◆ TASK INSTRUCTIONS
The required result is every line of the records that includes "Department".

◆ EXTRACTED RECORDS
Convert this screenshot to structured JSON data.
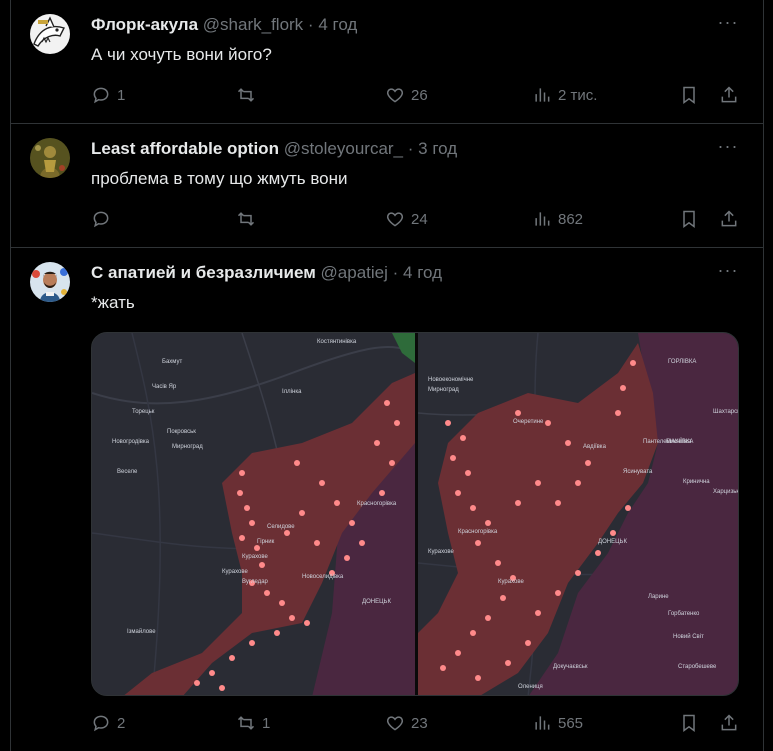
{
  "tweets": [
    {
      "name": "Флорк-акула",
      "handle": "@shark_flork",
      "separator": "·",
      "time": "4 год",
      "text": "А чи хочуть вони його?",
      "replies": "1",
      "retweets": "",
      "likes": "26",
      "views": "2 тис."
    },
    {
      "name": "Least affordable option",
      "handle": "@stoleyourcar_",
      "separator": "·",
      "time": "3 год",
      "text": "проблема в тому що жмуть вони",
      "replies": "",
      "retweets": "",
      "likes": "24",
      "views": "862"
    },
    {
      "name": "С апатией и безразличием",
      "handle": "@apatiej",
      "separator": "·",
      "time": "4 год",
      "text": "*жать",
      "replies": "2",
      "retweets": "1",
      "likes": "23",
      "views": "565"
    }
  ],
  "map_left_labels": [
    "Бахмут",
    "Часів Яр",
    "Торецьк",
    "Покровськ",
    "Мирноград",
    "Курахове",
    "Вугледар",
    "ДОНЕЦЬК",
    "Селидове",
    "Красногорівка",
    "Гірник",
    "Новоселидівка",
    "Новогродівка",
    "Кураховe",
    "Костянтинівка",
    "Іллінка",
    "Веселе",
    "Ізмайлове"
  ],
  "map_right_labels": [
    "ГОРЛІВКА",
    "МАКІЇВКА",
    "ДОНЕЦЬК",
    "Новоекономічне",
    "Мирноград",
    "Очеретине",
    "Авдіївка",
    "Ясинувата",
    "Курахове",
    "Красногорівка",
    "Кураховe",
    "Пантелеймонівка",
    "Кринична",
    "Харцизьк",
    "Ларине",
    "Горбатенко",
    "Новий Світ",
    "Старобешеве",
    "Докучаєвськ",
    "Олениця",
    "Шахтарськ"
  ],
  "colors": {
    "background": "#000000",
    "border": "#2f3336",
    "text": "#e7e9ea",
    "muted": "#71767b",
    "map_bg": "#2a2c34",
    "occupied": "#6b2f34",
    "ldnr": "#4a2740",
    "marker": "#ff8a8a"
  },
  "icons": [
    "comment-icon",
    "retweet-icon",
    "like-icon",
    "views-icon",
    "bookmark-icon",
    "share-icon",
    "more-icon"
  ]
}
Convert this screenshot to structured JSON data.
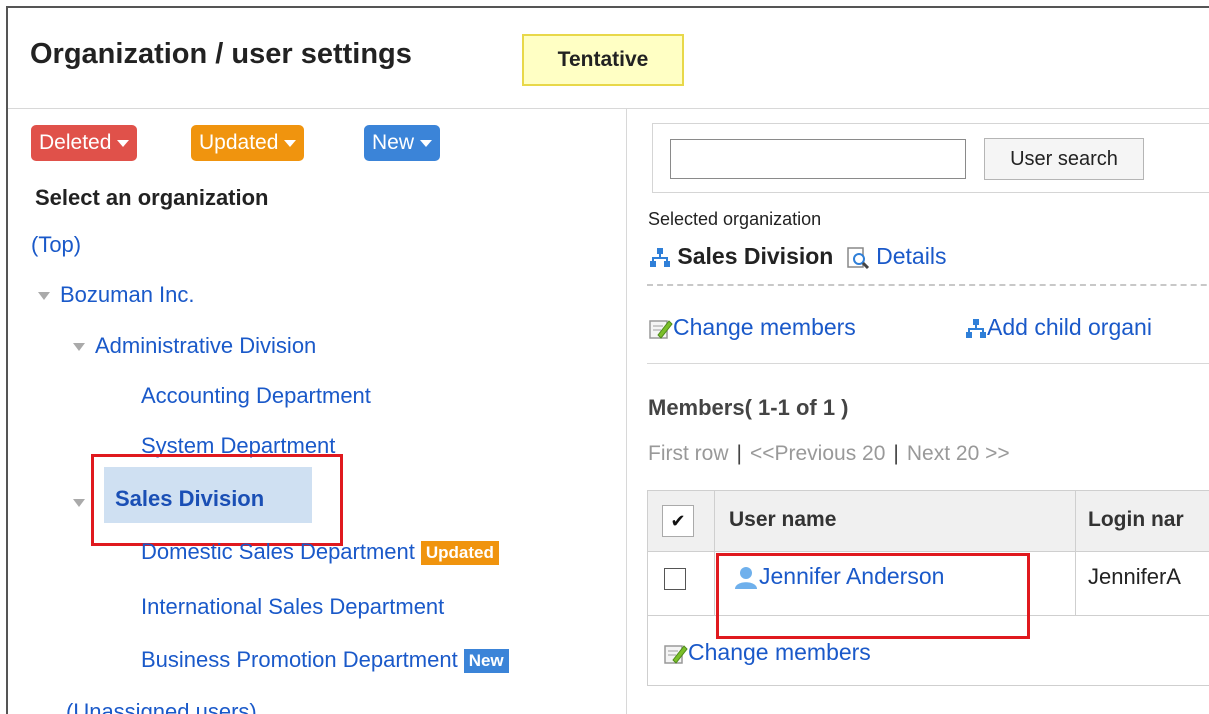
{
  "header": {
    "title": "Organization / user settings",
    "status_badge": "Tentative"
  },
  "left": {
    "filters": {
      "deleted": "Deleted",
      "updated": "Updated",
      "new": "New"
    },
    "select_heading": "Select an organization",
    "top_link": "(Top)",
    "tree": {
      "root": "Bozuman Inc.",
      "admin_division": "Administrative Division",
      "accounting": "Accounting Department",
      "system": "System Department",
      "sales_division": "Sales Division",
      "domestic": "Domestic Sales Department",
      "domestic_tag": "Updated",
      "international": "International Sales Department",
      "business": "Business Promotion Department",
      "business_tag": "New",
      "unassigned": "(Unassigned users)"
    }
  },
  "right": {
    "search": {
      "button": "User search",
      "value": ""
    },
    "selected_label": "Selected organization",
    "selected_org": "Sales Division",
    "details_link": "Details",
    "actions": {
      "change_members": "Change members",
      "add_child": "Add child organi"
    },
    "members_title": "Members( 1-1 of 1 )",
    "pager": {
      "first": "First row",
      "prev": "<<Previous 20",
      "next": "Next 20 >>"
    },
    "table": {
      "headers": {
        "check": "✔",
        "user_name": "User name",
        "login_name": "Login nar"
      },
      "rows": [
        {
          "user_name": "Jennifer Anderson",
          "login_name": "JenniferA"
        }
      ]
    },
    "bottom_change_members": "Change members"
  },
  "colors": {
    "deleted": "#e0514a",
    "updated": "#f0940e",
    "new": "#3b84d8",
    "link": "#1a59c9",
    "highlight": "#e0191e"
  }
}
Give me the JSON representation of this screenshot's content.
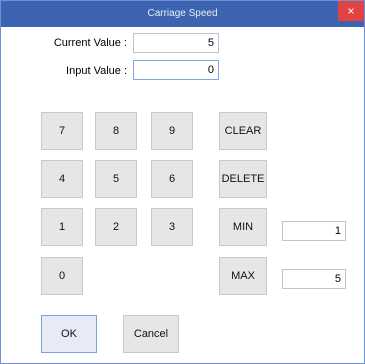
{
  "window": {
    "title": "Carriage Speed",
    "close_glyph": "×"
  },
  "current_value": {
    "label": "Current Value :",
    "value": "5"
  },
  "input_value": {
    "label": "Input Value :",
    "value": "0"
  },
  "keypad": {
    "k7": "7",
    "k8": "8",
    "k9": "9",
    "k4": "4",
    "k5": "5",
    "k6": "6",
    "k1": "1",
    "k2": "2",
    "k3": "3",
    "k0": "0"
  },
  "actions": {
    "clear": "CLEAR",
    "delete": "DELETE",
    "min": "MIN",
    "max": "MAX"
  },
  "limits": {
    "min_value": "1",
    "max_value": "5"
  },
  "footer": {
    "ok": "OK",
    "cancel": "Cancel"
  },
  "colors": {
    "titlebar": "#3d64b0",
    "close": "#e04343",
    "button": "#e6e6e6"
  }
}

◆ REPLY TO THE EXERCISE
      "accounting": "Accounting Department",
      "system": "System Department",
      "domestic": "Domestic Sales Department",
      "international": "International Sales Department",
      "business": "Business Promotion Department",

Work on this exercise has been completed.